** RECORDS PROVIDED follows **

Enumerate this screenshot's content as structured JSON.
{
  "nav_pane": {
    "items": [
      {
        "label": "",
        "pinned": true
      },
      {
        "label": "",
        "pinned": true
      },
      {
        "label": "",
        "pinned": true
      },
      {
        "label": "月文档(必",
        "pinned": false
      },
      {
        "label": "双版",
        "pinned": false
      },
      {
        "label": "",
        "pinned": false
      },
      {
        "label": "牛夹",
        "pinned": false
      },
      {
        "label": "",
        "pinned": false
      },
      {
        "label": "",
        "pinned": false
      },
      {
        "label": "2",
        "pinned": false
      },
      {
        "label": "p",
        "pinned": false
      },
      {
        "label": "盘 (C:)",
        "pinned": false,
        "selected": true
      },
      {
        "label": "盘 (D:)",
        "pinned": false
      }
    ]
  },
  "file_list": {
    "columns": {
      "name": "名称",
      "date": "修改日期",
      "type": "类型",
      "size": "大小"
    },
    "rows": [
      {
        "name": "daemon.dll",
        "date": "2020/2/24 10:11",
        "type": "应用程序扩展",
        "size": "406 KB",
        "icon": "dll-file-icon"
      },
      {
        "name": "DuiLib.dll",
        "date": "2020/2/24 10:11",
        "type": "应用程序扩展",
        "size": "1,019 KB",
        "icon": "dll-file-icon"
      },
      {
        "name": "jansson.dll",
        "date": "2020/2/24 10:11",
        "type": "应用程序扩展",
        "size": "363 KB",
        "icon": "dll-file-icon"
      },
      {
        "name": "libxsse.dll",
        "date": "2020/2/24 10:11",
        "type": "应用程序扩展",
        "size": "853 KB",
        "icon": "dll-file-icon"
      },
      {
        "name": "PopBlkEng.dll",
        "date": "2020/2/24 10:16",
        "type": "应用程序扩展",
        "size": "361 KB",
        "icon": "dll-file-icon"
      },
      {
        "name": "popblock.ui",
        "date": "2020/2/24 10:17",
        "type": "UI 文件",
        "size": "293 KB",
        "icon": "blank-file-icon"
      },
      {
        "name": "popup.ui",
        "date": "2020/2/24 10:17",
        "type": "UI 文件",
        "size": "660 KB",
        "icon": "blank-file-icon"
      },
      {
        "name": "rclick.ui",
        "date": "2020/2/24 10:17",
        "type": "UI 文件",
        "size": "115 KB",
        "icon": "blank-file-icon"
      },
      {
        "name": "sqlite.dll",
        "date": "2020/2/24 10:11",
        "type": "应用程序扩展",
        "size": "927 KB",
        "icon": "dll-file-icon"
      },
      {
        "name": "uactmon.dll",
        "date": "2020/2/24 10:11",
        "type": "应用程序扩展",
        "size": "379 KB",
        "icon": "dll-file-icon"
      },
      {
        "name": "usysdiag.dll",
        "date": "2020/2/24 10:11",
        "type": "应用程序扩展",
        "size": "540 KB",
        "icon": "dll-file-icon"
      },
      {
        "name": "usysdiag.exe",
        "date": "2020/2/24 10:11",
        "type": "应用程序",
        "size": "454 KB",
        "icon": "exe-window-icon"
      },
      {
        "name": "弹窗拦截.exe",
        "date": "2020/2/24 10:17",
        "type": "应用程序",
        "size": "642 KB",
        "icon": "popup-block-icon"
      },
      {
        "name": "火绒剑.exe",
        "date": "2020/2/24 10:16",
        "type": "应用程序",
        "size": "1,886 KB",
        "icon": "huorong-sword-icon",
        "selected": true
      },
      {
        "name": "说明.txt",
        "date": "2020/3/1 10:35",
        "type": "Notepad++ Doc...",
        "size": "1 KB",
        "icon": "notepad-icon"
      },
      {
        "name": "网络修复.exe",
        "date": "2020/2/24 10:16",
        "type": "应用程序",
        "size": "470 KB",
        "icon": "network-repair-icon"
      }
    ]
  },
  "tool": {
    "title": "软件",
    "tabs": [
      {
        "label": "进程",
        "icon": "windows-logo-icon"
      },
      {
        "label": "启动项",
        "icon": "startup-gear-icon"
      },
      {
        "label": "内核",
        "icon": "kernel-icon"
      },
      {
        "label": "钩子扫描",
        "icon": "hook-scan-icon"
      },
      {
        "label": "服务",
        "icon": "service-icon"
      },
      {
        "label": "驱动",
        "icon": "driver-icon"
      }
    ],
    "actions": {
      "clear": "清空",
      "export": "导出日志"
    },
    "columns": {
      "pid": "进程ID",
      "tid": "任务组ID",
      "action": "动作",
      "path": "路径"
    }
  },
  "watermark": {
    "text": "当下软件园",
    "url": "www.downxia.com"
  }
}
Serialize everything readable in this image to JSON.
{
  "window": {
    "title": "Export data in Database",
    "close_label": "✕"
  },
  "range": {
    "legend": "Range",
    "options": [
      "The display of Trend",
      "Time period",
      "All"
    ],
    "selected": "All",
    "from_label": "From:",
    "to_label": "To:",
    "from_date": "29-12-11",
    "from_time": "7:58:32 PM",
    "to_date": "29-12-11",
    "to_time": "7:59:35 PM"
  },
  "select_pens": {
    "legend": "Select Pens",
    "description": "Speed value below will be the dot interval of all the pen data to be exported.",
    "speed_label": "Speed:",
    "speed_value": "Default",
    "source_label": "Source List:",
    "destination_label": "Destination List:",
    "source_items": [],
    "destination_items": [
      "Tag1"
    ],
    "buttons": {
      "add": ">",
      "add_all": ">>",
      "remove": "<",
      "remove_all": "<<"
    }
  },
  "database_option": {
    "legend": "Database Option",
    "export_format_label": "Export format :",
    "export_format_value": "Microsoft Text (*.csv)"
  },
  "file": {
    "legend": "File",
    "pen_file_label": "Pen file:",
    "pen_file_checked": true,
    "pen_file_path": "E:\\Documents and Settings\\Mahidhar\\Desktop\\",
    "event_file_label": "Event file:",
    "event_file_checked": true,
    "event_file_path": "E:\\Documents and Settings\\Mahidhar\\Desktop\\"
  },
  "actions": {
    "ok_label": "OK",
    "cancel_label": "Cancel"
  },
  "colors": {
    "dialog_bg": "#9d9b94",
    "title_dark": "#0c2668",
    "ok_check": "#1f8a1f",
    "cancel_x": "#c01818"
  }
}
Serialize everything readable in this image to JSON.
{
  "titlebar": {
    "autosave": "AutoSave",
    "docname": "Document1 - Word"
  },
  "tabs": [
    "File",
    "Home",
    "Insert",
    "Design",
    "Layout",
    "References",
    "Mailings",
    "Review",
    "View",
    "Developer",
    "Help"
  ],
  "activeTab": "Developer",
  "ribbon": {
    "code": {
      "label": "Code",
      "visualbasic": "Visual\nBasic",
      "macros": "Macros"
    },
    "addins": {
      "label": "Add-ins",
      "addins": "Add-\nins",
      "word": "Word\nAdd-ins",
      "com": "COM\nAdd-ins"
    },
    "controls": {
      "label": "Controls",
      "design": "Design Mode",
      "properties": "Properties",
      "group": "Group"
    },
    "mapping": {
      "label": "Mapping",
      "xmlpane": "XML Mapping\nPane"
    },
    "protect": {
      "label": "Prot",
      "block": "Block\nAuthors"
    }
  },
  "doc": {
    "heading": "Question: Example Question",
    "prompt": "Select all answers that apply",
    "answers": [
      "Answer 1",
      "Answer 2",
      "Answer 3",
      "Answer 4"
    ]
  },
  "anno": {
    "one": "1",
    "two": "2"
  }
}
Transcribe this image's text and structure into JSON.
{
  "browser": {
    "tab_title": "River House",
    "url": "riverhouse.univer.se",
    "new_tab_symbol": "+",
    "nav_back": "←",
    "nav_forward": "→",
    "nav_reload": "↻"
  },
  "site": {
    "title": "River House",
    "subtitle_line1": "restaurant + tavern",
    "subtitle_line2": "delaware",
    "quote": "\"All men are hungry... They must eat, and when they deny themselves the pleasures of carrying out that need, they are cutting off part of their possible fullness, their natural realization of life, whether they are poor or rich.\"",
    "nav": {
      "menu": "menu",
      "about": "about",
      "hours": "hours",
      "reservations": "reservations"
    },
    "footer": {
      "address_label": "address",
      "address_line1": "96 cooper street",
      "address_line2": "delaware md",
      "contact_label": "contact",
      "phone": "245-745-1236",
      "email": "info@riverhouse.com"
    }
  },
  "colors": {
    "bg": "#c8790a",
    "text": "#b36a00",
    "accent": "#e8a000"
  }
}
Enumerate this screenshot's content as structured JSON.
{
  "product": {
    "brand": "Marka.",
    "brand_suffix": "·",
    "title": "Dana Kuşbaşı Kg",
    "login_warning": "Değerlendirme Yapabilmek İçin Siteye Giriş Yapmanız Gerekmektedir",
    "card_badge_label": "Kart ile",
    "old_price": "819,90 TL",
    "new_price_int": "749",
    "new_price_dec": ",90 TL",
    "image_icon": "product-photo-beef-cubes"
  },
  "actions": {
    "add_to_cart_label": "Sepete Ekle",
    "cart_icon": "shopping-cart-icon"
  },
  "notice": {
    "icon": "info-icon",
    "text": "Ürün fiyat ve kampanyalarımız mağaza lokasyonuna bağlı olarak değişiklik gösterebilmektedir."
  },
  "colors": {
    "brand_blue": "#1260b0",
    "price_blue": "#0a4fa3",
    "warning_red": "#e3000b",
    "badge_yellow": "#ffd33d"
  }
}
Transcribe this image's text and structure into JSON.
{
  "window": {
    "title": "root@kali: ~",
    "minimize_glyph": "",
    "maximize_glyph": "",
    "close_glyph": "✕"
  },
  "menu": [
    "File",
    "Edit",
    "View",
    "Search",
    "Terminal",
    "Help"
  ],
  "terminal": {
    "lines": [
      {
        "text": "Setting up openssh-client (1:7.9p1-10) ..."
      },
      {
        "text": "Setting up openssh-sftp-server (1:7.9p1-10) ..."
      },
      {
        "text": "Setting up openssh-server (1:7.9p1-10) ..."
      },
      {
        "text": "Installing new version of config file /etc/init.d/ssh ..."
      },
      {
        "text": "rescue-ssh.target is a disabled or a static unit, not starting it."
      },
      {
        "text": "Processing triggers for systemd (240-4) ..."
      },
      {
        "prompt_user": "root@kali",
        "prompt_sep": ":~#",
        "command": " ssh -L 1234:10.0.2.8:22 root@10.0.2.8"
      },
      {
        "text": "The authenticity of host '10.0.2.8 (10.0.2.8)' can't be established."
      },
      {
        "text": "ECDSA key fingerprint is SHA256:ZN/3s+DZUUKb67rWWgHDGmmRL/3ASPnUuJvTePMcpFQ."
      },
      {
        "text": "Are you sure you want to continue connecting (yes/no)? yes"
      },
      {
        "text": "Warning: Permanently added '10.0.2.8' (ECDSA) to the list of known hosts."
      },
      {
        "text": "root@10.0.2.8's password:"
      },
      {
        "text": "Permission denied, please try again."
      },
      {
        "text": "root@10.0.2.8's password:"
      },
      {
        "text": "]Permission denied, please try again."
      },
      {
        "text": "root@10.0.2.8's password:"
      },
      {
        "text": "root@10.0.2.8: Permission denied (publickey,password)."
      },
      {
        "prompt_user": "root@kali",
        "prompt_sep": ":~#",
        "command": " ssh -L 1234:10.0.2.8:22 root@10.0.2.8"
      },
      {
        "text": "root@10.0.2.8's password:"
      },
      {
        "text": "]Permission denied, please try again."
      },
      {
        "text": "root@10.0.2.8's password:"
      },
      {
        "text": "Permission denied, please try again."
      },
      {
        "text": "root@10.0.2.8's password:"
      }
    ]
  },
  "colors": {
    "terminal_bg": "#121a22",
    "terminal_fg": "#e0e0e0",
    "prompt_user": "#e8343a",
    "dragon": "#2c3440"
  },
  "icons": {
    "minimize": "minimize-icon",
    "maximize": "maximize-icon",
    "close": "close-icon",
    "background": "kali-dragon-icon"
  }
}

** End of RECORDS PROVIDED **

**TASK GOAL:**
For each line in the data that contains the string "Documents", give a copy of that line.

**RESPONSE FOR THIS EXERCISE:**
    "pen_file_path": "E:\\Documents and Settings\\Mahidhar\\Desktop\\",
    "event_file_path": "E:\\Documents and Settings\\Mahidhar\\Desktop\\"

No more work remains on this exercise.